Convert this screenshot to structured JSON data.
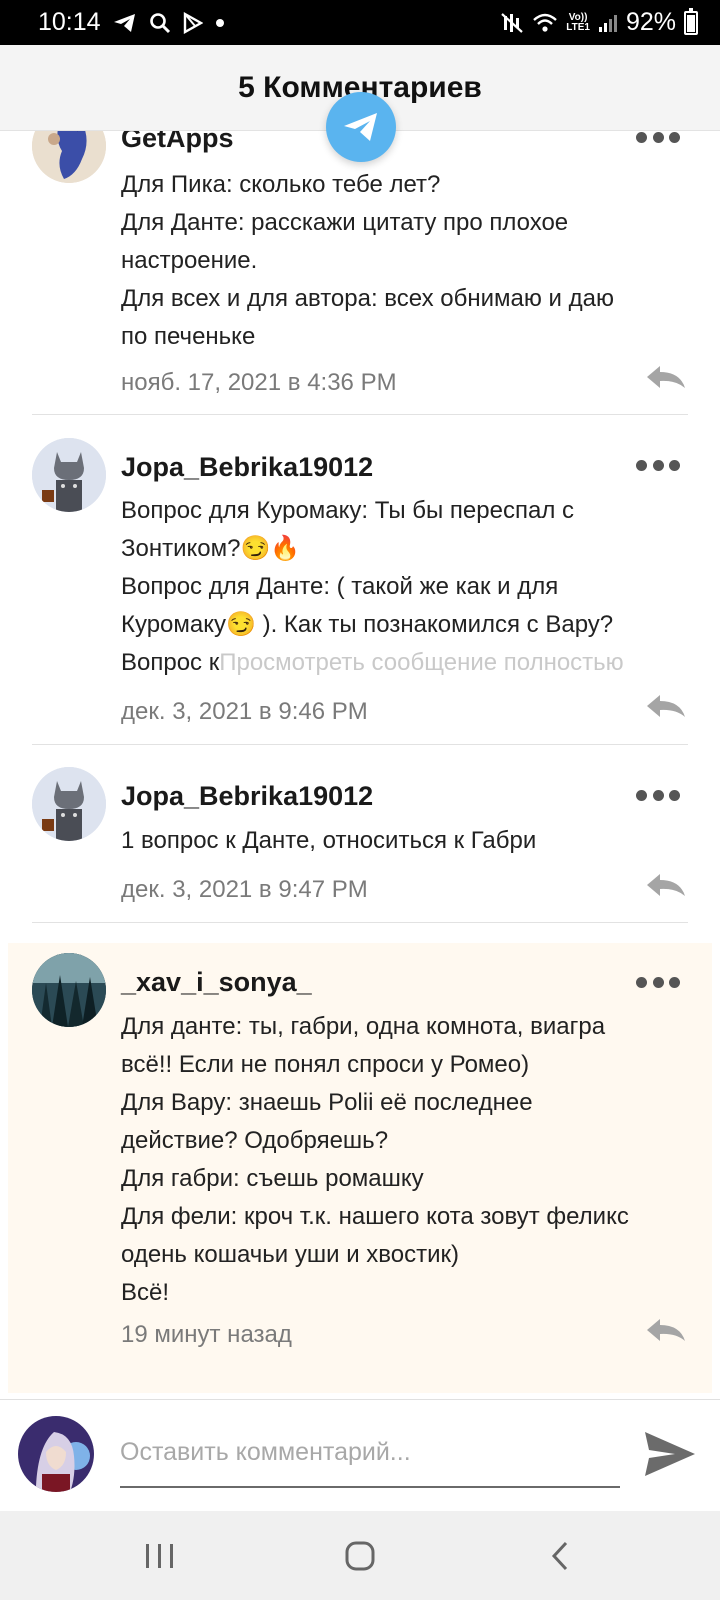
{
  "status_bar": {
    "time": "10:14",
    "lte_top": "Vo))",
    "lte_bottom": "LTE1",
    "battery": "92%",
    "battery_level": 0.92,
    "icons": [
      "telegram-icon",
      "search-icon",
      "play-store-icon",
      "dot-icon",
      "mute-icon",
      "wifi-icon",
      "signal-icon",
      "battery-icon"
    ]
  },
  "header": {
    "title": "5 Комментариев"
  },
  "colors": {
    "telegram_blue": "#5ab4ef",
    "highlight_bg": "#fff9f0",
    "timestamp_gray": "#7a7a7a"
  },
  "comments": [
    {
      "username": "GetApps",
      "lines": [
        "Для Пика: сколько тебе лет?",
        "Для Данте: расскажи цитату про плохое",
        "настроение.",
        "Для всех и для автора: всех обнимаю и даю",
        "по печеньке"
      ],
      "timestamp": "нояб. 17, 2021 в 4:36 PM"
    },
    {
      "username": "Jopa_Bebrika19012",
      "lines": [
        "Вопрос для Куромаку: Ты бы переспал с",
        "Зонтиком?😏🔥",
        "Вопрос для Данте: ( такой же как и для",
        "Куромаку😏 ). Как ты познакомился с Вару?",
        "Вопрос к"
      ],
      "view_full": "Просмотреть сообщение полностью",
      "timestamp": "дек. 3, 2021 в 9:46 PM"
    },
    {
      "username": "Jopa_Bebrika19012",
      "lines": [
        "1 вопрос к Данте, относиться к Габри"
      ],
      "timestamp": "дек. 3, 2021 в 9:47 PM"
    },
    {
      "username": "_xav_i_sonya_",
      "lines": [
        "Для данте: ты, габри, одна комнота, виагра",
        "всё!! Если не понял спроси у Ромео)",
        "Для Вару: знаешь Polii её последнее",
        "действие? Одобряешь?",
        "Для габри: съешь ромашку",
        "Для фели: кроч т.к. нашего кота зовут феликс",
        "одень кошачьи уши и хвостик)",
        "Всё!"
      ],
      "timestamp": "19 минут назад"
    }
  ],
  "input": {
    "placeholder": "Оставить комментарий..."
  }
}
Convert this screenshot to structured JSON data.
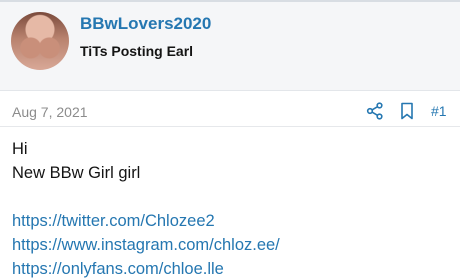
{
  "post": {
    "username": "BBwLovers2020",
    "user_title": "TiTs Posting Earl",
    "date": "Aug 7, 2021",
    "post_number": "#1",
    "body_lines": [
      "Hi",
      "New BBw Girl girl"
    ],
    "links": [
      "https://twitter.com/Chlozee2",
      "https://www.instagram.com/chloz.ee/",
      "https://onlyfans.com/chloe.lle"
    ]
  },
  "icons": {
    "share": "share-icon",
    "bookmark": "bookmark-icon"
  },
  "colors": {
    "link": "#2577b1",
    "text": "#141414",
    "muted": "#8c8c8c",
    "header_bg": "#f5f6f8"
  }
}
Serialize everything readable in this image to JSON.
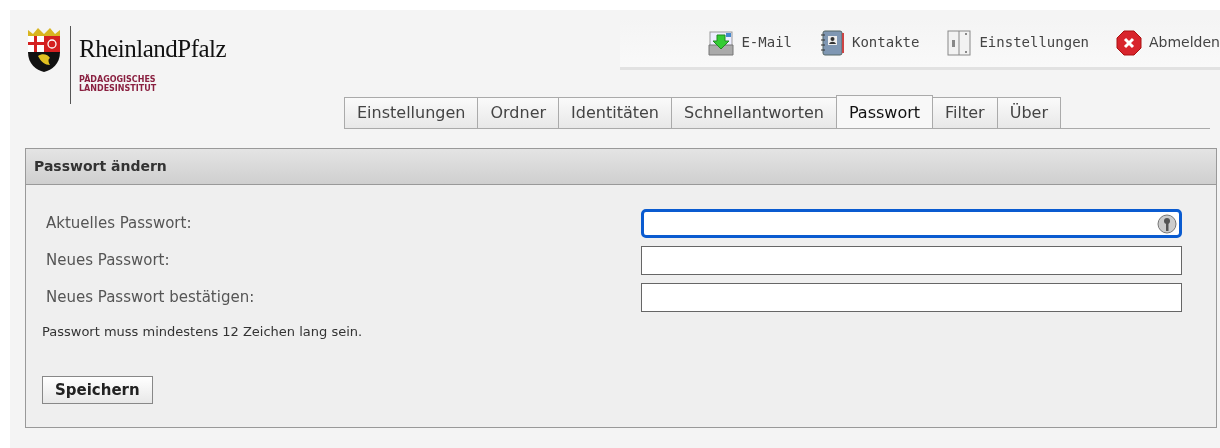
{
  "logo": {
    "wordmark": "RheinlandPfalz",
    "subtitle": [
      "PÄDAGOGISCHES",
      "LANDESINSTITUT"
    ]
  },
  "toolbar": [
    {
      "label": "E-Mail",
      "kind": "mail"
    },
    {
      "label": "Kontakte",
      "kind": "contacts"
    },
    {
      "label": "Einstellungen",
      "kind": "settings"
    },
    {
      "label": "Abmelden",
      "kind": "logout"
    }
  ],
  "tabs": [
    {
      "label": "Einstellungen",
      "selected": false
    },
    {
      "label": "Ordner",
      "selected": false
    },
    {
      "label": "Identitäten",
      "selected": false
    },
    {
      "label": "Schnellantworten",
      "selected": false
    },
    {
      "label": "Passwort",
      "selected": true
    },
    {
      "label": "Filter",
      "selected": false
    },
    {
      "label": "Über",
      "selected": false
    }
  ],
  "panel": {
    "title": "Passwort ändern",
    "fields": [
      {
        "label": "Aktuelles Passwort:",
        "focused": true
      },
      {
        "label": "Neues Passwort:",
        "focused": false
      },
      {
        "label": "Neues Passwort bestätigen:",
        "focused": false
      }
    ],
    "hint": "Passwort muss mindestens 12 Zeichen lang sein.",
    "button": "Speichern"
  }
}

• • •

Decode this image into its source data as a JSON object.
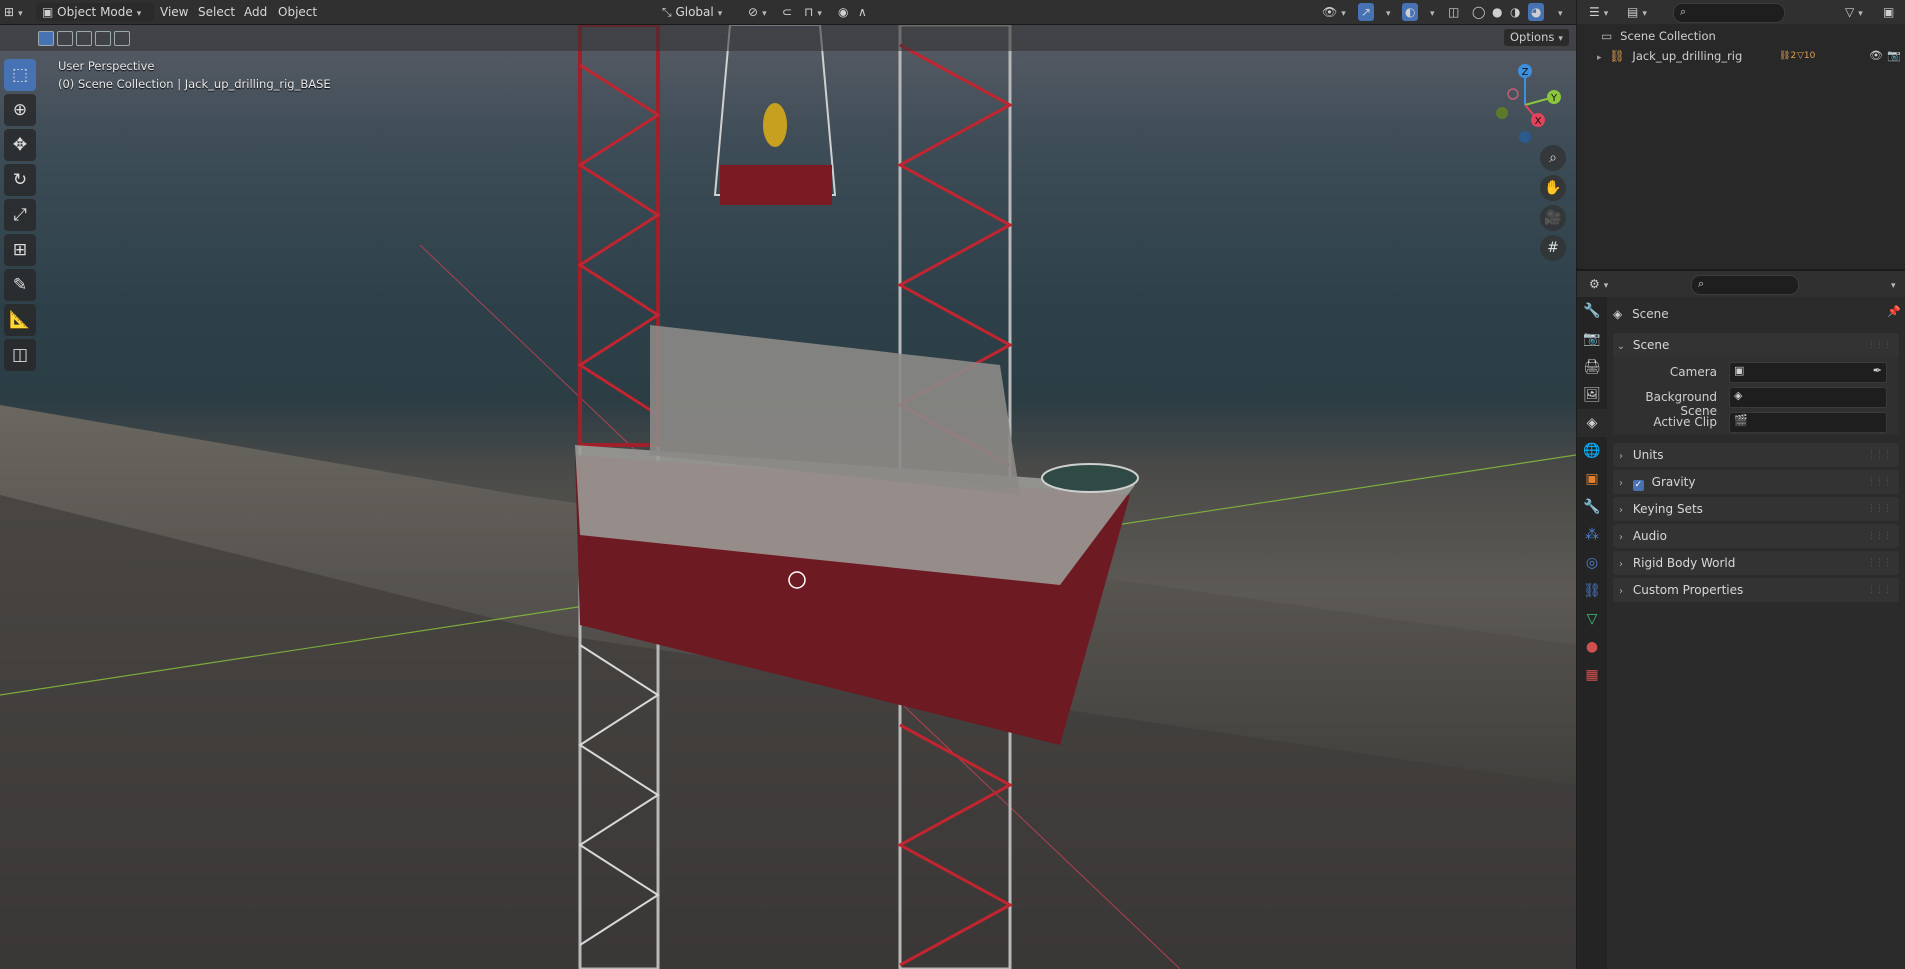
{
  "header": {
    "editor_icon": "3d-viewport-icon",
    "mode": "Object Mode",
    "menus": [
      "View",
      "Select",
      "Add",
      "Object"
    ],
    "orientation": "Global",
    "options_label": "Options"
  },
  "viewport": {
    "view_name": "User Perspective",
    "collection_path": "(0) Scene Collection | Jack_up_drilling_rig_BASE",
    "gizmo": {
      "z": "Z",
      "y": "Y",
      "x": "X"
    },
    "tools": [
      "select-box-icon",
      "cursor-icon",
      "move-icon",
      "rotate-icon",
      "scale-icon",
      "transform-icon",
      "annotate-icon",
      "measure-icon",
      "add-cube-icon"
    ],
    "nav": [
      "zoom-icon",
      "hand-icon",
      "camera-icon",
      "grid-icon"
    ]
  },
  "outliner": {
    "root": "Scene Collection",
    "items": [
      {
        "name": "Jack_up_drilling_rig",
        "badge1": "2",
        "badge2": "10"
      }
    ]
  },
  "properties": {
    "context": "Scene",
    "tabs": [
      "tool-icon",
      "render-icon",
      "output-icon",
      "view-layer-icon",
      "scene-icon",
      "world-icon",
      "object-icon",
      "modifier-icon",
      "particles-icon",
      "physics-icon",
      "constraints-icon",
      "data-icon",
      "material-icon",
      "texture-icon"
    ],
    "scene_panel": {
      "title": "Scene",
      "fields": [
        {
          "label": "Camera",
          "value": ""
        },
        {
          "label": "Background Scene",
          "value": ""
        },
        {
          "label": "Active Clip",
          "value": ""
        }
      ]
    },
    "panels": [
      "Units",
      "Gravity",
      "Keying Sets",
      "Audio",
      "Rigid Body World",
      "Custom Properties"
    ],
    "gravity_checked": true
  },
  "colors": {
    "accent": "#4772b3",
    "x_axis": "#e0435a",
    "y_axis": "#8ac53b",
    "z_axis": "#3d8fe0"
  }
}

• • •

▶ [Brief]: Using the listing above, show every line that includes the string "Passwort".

▶ [Task response]:
      "label": "Passwort",
    "title": "Passwort ändern",
        "label": "Aktuelles Passwort:",
        "label": "Neues Passwort:",
        "label": "Neues Passwort bestätigen:",
    "hint": "Passwort muss mindestens 12 Zeichen lang sein.",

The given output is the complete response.